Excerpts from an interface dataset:
************

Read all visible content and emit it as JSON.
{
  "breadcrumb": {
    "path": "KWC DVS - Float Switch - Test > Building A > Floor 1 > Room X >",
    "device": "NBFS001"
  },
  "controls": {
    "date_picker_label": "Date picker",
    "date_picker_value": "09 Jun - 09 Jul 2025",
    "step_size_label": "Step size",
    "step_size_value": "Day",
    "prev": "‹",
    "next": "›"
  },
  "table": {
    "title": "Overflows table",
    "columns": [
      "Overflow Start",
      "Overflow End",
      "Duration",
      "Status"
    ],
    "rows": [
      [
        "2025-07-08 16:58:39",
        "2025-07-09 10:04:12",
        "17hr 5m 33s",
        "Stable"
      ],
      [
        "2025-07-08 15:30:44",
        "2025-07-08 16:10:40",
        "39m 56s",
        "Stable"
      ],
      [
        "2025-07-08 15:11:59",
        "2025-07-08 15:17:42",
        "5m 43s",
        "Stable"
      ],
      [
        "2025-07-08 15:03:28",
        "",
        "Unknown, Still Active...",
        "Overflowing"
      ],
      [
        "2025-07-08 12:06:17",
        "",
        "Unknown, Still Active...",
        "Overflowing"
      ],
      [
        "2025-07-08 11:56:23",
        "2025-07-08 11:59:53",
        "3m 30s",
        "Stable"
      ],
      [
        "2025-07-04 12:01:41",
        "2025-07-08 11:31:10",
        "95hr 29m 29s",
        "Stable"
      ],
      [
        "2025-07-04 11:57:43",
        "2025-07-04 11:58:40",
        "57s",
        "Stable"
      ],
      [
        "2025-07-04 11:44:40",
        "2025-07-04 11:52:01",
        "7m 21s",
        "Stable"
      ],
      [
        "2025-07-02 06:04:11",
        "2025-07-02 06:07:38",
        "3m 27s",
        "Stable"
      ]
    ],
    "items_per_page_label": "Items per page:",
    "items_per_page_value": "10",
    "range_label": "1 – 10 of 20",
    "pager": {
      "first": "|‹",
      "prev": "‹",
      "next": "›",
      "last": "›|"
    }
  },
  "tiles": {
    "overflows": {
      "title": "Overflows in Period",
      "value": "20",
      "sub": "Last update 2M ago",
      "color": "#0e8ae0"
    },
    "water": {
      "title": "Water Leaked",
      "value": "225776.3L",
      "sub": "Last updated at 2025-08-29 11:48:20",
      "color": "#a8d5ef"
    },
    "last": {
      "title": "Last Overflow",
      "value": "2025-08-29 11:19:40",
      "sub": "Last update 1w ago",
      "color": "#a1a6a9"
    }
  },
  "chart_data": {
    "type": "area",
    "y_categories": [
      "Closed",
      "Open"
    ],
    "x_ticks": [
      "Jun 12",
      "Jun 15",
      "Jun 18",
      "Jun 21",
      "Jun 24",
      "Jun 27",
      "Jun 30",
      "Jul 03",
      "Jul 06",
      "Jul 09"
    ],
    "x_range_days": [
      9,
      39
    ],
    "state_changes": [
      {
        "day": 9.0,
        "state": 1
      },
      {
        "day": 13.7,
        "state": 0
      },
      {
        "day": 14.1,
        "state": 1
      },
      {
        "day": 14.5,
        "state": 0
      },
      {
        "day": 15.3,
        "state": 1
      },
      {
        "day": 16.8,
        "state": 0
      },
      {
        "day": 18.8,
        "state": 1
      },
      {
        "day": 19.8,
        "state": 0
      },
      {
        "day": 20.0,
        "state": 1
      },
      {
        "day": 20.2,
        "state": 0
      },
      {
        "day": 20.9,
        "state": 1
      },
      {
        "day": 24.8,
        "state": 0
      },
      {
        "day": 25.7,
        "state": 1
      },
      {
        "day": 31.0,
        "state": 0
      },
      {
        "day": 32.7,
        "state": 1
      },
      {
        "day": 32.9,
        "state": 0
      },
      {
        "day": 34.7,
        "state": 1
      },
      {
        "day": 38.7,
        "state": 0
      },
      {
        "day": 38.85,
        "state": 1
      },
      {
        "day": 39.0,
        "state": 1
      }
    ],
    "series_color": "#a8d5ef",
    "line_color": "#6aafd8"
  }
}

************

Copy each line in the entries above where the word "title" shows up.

SOLUTION TO THE EXERCISE:
    "title": "Overflows table",
      "title": "Overflows in Period",
      "title": "Water Leaked",
      "title": "Last Overflow",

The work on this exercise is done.